# Your task
Determine how many lines in the listing below contain "icon", then give only that number.

Exercise material Block Start

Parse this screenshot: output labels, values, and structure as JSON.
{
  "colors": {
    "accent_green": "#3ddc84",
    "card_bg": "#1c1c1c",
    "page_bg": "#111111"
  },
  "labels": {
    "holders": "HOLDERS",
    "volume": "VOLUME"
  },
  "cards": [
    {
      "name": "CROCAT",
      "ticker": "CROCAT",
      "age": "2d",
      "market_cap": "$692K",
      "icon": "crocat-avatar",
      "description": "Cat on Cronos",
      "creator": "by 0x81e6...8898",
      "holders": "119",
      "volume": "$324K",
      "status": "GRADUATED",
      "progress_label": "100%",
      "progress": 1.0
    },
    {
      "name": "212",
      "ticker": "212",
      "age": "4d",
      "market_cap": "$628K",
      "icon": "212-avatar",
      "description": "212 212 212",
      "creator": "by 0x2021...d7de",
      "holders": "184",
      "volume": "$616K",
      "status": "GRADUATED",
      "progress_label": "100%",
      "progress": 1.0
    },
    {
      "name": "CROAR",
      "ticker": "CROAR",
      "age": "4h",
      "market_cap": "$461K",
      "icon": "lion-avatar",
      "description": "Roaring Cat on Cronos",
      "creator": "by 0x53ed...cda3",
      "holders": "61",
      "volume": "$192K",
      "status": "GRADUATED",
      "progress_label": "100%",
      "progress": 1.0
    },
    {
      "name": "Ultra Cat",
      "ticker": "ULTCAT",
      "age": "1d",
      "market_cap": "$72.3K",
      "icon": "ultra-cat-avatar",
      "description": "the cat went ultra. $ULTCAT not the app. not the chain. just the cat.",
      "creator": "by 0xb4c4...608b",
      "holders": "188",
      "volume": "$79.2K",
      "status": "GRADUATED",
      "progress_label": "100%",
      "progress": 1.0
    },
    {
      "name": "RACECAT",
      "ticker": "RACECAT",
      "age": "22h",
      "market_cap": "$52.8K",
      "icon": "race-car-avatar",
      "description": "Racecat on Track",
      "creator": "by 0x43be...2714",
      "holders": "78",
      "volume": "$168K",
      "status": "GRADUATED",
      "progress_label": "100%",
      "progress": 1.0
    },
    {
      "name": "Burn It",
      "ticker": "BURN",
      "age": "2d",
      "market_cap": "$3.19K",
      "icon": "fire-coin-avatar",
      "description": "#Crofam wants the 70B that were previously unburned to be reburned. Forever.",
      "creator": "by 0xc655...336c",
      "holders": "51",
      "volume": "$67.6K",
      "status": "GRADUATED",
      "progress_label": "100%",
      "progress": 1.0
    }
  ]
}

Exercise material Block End

# Output of the exercise
6